▸ **Exercise goal**
Repeat the data below exactly, dropping any pictures it holds.

BEGIN Data for this task

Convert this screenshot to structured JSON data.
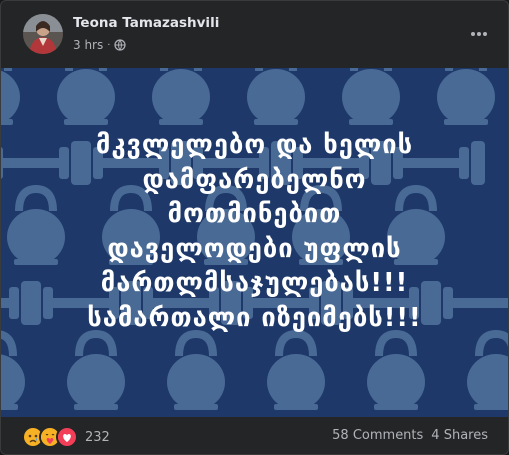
{
  "post": {
    "author": "Teona Tamazashvili",
    "time": "3 hrs",
    "separator": "·",
    "image_lines": [
      "მკვლელებო და ხელის",
      "დამფარებელნო",
      "მოთმინებით",
      "დაველოდები უფლის",
      "მართლმსაჯულებას!!!",
      "სამართალი იზეიმებს!!!"
    ],
    "image_bg_color": "#1d3869",
    "image_pattern": [
      "kettlebell-icon",
      "dumbbell-icon"
    ],
    "reactions": {
      "icons": [
        "sad-reaction-icon",
        "care-reaction-icon",
        "love-reaction-icon"
      ],
      "count": "232"
    },
    "comments": "58 Comments",
    "shares": "4 Shares"
  },
  "colors": {
    "card": "#242526",
    "text_primary": "#e4e6eb",
    "text_secondary": "#b0b3b8",
    "pattern": "#4a6a96"
  }
}
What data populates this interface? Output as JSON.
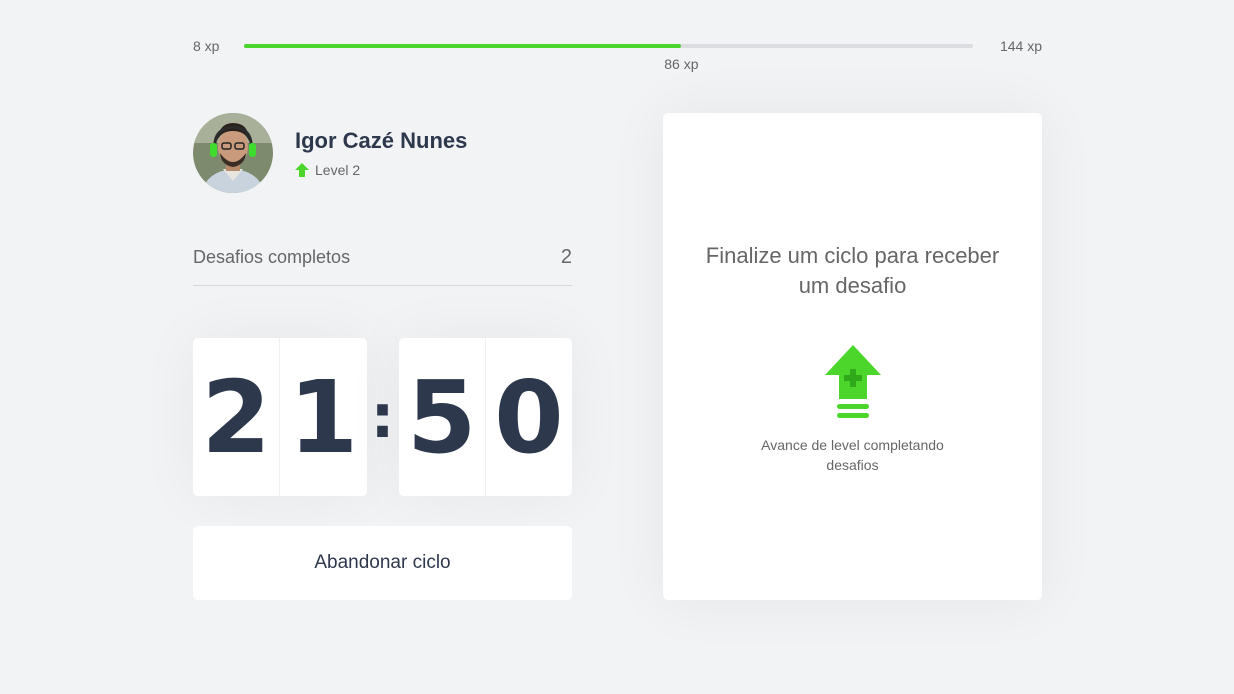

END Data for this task

▸ **Answer section**
Convert this screenshot to structured JSON data.
{
  "post": {
    "author": "Teona Tamazashvili",
    "time": "3 hrs",
    "separator": "·",
    "image_lines": [
      "მკვლელებო და ხელის",
      "დამფარებელნო",
      "მოთმინებით",
      "დაველოდები უფლის",
      "მართლმსაჯულებას!!!",
      "სამართალი იზეიმებს!!!"
    ],
    "image_bg_color": "#1d3869",
    "image_pattern": [
      "kettlebell-icon",
      "dumbbell-icon"
    ],
    "reactions": {
      "icons": [
        "sad-reaction-icon",
        "care-reaction-icon",
        "love-reaction-icon"
      ],
      "count": "232"
    },
    "comments": "58 Comments",
    "shares": "4 Shares"
  },
  "colors": {
    "card": "#242526",
    "text_primary": "#e4e6eb",
    "text_secondary": "#b0b3b8",
    "pattern": "#4a6a96"
  }
}
What data populates this interface? Output as JSON.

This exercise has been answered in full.